Assignment | Please reproduce the entries below exactly, leaving the pictures out.
━━━━━━━━━━━━━━━━━━━━
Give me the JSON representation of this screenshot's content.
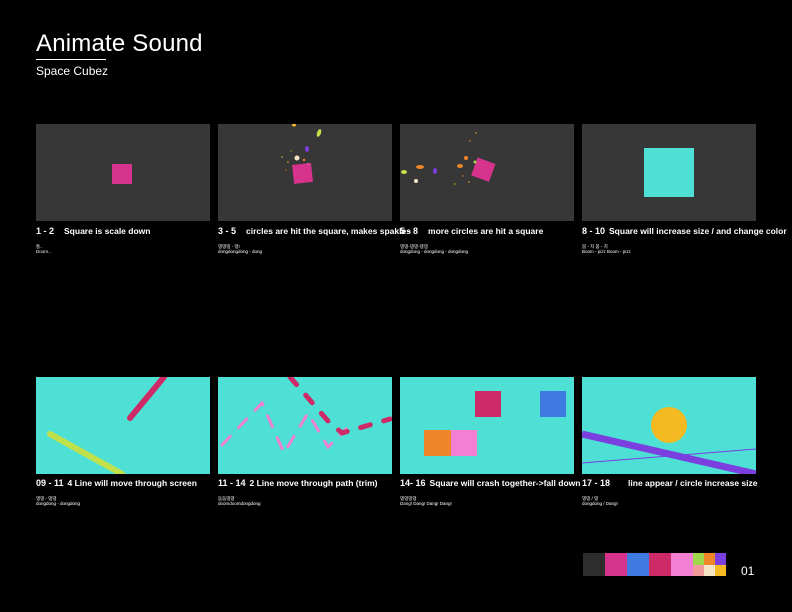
{
  "header": {
    "title": "Animate Sound",
    "subtitle": "Space Cubez"
  },
  "panels": [
    {
      "range": "1 - 2",
      "caption": "Square is scale down",
      "sfx_1": "퉁..",
      "sfx_2": "Doom..."
    },
    {
      "range": "3 - 5",
      "caption": "circles are hit the square, makes spakles",
      "sfx_1": "댕댕댕 - 댕!",
      "sfx_2": "dongdongdong - dong"
    },
    {
      "range": "5 - 8",
      "caption": "more circles are hit a square",
      "sfx_1": "댕댕-댕댕-댕댕",
      "sfx_2": "dongdong - dongdong - dongdong"
    },
    {
      "range": "8 - 10",
      "caption": "Square will increase size / and change color",
      "sfx_1": "붐 - 치 붐 - 치",
      "sfx_2": "Boom - pizz Boom - pizz"
    },
    {
      "range": "09 - 11",
      "caption": "4 Line will move through screen",
      "sfx_1": "댕댕 - 댕댕",
      "sfx_2": "dongdong - dongdong"
    },
    {
      "range": "11 - 14",
      "caption": "2 Line move through path (trim)",
      "sfx_1": "둠둠댕댕",
      "sfx_2": "doomdoomdongdong"
    },
    {
      "range": "14- 16",
      "caption": "Square will crash together->fall down",
      "sfx_1": "댕댕댕댕",
      "sfx_2": "Dang! Dang! Dang! Dang!"
    },
    {
      "range": "17 - 18",
      "caption": "line appear  / circle increase size",
      "sfx_1": "댕댕 / 댕",
      "sfx_2": "dongdong / Dang!"
    }
  ],
  "colors": {
    "dark_bg": "#373737",
    "teal_bg": "#4ee0d4",
    "magenta": "#d6338c",
    "crimson": "#cf2a68",
    "blue": "#3f7ae0",
    "pink": "#f27fd2",
    "orange": "#f0862a",
    "yellow": "#f5b922",
    "lime": "#c2e04a",
    "purple": "#7b3fe0"
  },
  "palette": [
    "#2d2d2d",
    "#d6338c",
    "#3f7ae0",
    "#cf2a68",
    "#f27fd2"
  ],
  "palette_grid": [
    "#9fd84a",
    "#f0862a",
    "#7b3fe0",
    "#f29a9a",
    "#f7e4c7",
    "#f5b922"
  ],
  "footer": {
    "page_number": "01"
  }
}
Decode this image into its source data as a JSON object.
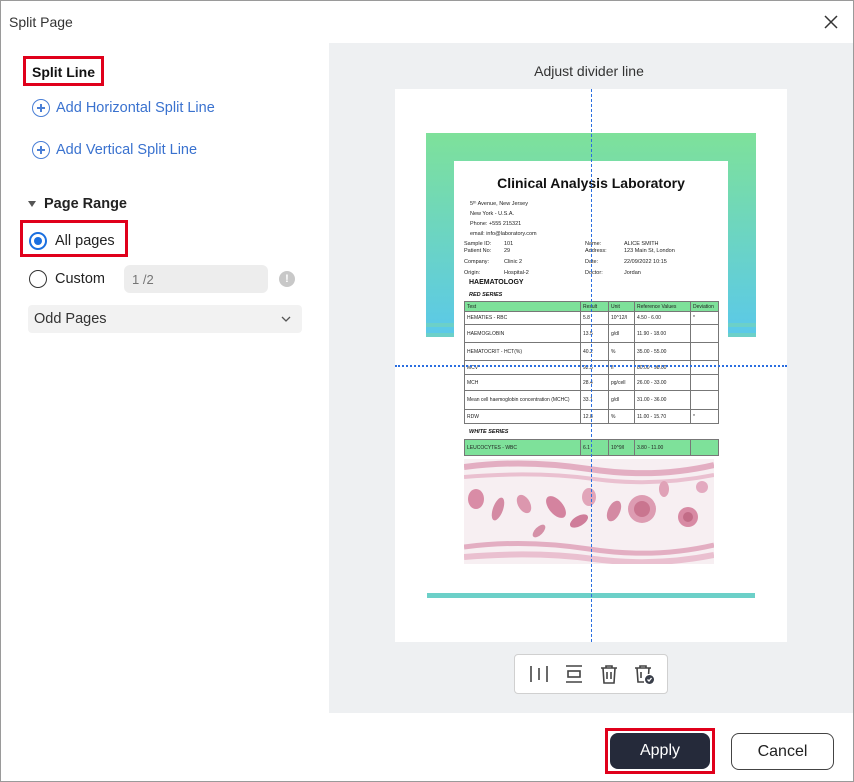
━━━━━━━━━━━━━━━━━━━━
Solution to this problem |
Give me the JSON representation of this screenshot's content.
{
  "header": {
    "title": "Animate Sound",
    "subtitle": "Space Cubez"
  },
  "panels": [
    {
      "range": "1 - 2",
      "caption": "Square is scale down",
      "sfx_1": "퉁..",
      "sfx_2": "Doom..."
    },
    {
      "range": "3 - 5",
      "caption": "circles are hit the square, makes spakles",
      "sfx_1": "댕댕댕 - 댕!",
      "sfx_2": "dongdongdong - dong"
    },
    {
      "range": "5 - 8",
      "caption": "more circles are hit a square",
      "sfx_1": "댕댕-댕댕-댕댕",
      "sfx_2": "dongdong - dongdong - dongdong"
    },
    {
      "range": "8 - 10",
      "caption": "Square will increase size / and change color",
      "sfx_1": "붐 - 치 붐 - 치",
      "sfx_2": "Boom - pizz Boom - pizz"
    },
    {
      "range": "09 - 11",
      "caption": "4 Line will move through screen",
      "sfx_1": "댕댕 - 댕댕",
      "sfx_2": "dongdong - dongdong"
    },
    {
      "range": "11 - 14",
      "caption": "2 Line move through path (trim)",
      "sfx_1": "둠둠댕댕",
      "sfx_2": "doomdoomdongdong"
    },
    {
      "range": "14- 16",
      "caption": "Square will crash together->fall down",
      "sfx_1": "댕댕댕댕",
      "sfx_2": "Dang! Dang! Dang! Dang!"
    },
    {
      "range": "17 - 18",
      "caption": "line appear  / circle increase size",
      "sfx_1": "댕댕 / 댕",
      "sfx_2": "dongdong / Dang!"
    }
  ],
  "colors": {
    "dark_bg": "#373737",
    "teal_bg": "#4ee0d4",
    "magenta": "#d6338c",
    "crimson": "#cf2a68",
    "blue": "#3f7ae0",
    "pink": "#f27fd2",
    "orange": "#f0862a",
    "yellow": "#f5b922",
    "lime": "#c2e04a",
    "purple": "#7b3fe0"
  },
  "palette": [
    "#2d2d2d",
    "#d6338c",
    "#3f7ae0",
    "#cf2a68",
    "#f27fd2"
  ],
  "palette_grid": [
    "#9fd84a",
    "#f0862a",
    "#7b3fe0",
    "#f29a9a",
    "#f7e4c7",
    "#f5b922"
  ],
  "footer": {
    "page_number": "01"
  }
}
Decode this image into its source data as a JSON object.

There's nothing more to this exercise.